| MOUNTAIN VIEW, Calif., June 25
MOUNTAIN VIEW, Calif., June 25 Two self-driving
prototype cars, one operated by Google Inc and the
other by Delphi Automotive Plc, had a close call on a
Silicon Valley street earlier this week, a Delphi executive told
Reuters on Thursday.
It was believed to be the first such incident involving two
vehicles specially equipped for automated driving.
The incident occurred Tuesday on San Antonio Road in Palo
Alto, said John Absmeier, director of Delphi's Silicon Valley
lab and global business director for the company's automated
driving program, who was a passenger in one of the cars.

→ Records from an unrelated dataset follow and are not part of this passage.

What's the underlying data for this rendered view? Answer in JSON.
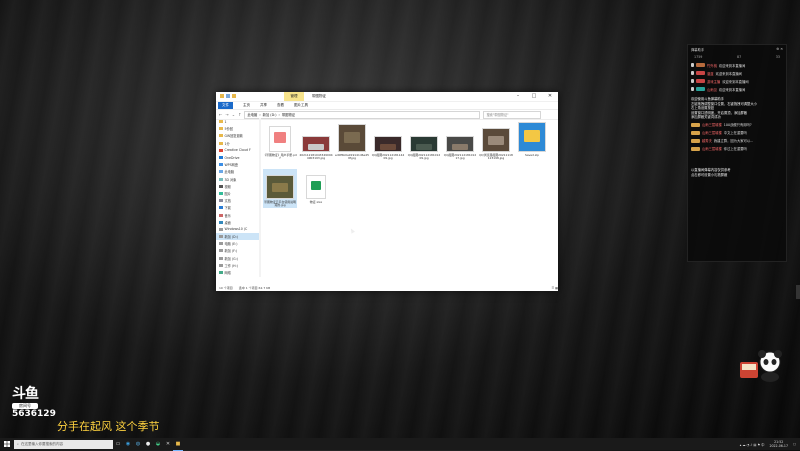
{
  "explorer": {
    "manage_tab": "管理",
    "title": "带图物证",
    "ribbon_tabs": [
      "文件",
      "主页",
      "共享",
      "查看",
      "图片工具"
    ],
    "address": {
      "crumbs": [
        "此电脑",
        "新加 (D:)",
        "带图物证"
      ],
      "search_placeholder": "搜索\"带图物证\""
    },
    "sidebar": [
      {
        "label": "1",
        "icon": "folder-icon"
      },
      {
        "label": "5份回",
        "icon": "folder-icon"
      },
      {
        "label": "GW回复退款",
        "icon": "folder-icon"
      },
      {
        "label": "1分",
        "icon": "folder-icon"
      },
      {
        "label": "Creative Cloud F",
        "icon": "cloud-icon"
      },
      {
        "label": "OneDrive",
        "icon": "onedrive-icon"
      },
      {
        "label": "WPS网盘",
        "icon": "wps-icon"
      },
      {
        "label": "此电脑",
        "icon": "computer-icon"
      },
      {
        "label": "3D 对象",
        "icon": "cube-icon"
      },
      {
        "label": "视频",
        "icon": "video-icon"
      },
      {
        "label": "图片",
        "icon": "picture-icon"
      },
      {
        "label": "文档",
        "icon": "document-icon"
      },
      {
        "label": "下载",
        "icon": "download-icon"
      },
      {
        "label": "音乐",
        "icon": "music-icon"
      },
      {
        "label": "桌面",
        "icon": "desktop-icon"
      },
      {
        "label": "Windows10 (C",
        "icon": "drive-icon"
      },
      {
        "label": "新加 (D:)",
        "icon": "drive-icon",
        "selected": true
      },
      {
        "label": "电脑 (E:)",
        "icon": "drive-icon"
      },
      {
        "label": "新加 (F:)",
        "icon": "drive-icon"
      },
      {
        "label": "新加 (G:)",
        "icon": "drive-icon"
      },
      {
        "label": "工作 (H:)",
        "icon": "drive-icon"
      },
      {
        "label": "网络",
        "icon": "network-icon"
      }
    ],
    "files": [
      {
        "name": "《带图物证》用户手册.pdf",
        "kind": "pdf"
      },
      {
        "name": "2021121810433490944903193.jpg",
        "kind": "img1"
      },
      {
        "name": "ed0f6b0a919141d6e459f.jpg",
        "kind": "img2"
      },
      {
        "name": "QQ截图20211218114409.jpg",
        "kind": "img3"
      },
      {
        "name": "QQ截图20211218101209.jpg",
        "kind": "img4"
      },
      {
        "name": "QQ截图20211218101217.jpg",
        "kind": "img5"
      },
      {
        "name": "QQ浏览器截图20211118123198.jpg",
        "kind": "img6"
      },
      {
        "name": "Saved.zip",
        "kind": "zip"
      },
      {
        "name": "带图物证云平台使用说明真的.jpg",
        "kind": "img7",
        "selected": true
      },
      {
        "name": "物证.xlsx",
        "kind": "xlsx"
      }
    ],
    "status": {
      "count": "10 个项目",
      "selected": "选中 1 个项目 62.7 KB"
    }
  },
  "chat": {
    "header_title": "弹幕助手",
    "stats": [
      "1759",
      "87",
      "33"
    ],
    "messages": [
      {
        "user": "竹外桃",
        "text": "欢迎来到本直播间",
        "badge_color": "#b86a3c"
      },
      {
        "user": "湛蓝",
        "text": "欢迎来到本直播间",
        "badge_color": "#c94545"
      },
      {
        "user": "游戏主播",
        "text": "欢迎来到本直播间",
        "badge_color": "#c94545"
      },
      {
        "user": "山雨见",
        "text": "欢迎来到本直播间",
        "badge_color": "#29a39b"
      }
    ],
    "system_lines": [
      "欢迎使用斗鱼弹幕助手",
      "左键拖拽调整窗口位置，右键拖拽可调整大小",
      "右上角设置按钮",
      "设置窗口透明度，开启置顶，添加屏蔽",
      "添加屏蔽关键词成功"
    ],
    "gift_lines": [
      {
        "user": "山雨三层城楼",
        "text": "100战舰只有用吗?"
      },
      {
        "user": "山雨三层城楼",
        "text": "中文上在重要吗"
      },
      {
        "user": "越秀夫",
        "text": "我建立群，因为大家可以..."
      },
      {
        "user": "山雨三层城楼",
        "text": "你过上在重要吗"
      }
    ],
    "footer_lines": [
      "以直播间弹幕内容仅供参考",
      "点击即可设置小礼物屏蔽"
    ]
  },
  "overlay": {
    "logo_big": "斗鱼",
    "room_label": "房间号",
    "room_number": "5636129",
    "marquee": "分手在起风 这个季节"
  },
  "taskbar": {
    "search_placeholder": "在这里输入你要搜索的内容",
    "time": "21:52",
    "date": "2022-06-17"
  }
}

No collision took place.
Google declined to comment.
Absmeier was a passenger in a prototype Audi Q5 crossover
vehicle equipped with lasers, radar, cameras and special
computer software designed to enable the vehicle to drive
itself, with a person at the wheel as a backup.
As the Delphi vehicle prepared to change lanes, a Google
self-driving prototype - a Lexus RX400h crossover fitted with
similar hardware and software - cut off the Audi, forcing it to
abort the lane change, Absmeier said.
The Delphi car "took appropriate action," according to
Delphi's Silicon Valley lab is based in Mountain View, not
far from Google headquarters. While Delphi is running two Audi
prototypes in California, Google has been testing more than 20
On Thursday, Google started testing self-driving vehicle
prototypes of its own design on local streets. The latest
prototypes use the same software as the Lexus vehicles.
Both companies previously have reported minor collisions of
self-driving cars with vehicles piloted by people. In most of
those cases, the self-driving car was stopped, typically at an
intersection, and was rear-ended by another vehicle.
In all cases, the self-driving prototype was not at fault,
according to the California Department of Motor Vehicles and the
(Editing by Stephen R. Trousdale and Leslie Adler)